• _Exercise instructions_: Apart from the pictures, write out the records that follow exactly.

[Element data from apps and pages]
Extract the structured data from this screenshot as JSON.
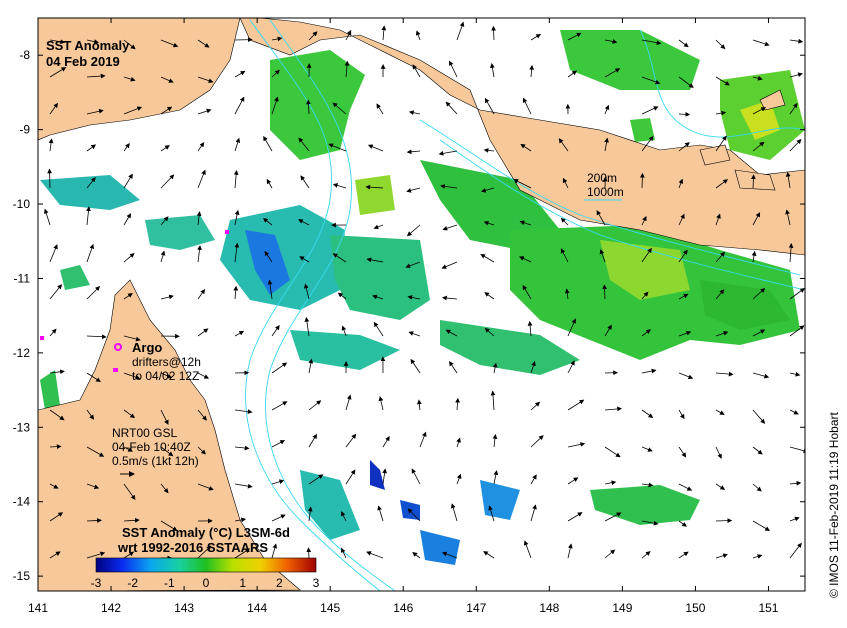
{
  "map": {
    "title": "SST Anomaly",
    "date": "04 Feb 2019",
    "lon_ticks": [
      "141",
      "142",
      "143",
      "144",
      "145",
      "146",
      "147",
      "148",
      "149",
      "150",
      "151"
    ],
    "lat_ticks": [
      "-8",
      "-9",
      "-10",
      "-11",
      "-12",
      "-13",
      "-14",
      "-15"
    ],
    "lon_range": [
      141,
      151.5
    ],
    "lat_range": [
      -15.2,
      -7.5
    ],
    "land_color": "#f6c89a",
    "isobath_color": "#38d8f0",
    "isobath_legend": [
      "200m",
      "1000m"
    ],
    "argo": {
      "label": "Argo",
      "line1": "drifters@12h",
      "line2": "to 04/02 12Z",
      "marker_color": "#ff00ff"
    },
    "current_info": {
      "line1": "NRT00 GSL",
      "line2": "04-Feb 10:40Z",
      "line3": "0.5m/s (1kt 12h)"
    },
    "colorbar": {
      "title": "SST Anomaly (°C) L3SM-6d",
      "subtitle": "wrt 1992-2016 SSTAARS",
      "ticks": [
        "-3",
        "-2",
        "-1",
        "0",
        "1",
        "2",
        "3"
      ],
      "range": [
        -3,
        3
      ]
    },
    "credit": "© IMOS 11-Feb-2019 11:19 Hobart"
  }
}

• _Exercise output_:
Extract the structured data from this screenshot as JSON.
{
  "map": {
    "title": "SST Anomaly",
    "date": "04 Feb 2019",
    "lon_ticks": [
      "141",
      "142",
      "143",
      "144",
      "145",
      "146",
      "147",
      "148",
      "149",
      "150",
      "151"
    ],
    "lat_ticks": [
      "-8",
      "-9",
      "-10",
      "-11",
      "-12",
      "-13",
      "-14",
      "-15"
    ],
    "lon_range": [
      141,
      151.5
    ],
    "lat_range": [
      -15.2,
      -7.5
    ],
    "land_color": "#f6c89a",
    "isobath_color": "#38d8f0",
    "isobath_legend": [
      "200m",
      "1000m"
    ],
    "argo": {
      "label": "Argo",
      "line1": "drifters@12h",
      "line2": "to 04/02 12Z",
      "marker_color": "#ff00ff"
    },
    "current_info": {
      "line1": "NRT00 GSL",
      "line2": "04-Feb 10:40Z",
      "line3": "0.5m/s (1kt 12h)"
    },
    "colorbar": {
      "title": "SST Anomaly (°C) L3SM-6d",
      "subtitle": "wrt 1992-2016 SSTAARS",
      "ticks": [
        "-3",
        "-2",
        "-1",
        "0",
        "1",
        "2",
        "3"
      ],
      "range": [
        -3,
        3
      ]
    },
    "credit": "© IMOS 11-Feb-2019 11:19 Hobart"
  }
}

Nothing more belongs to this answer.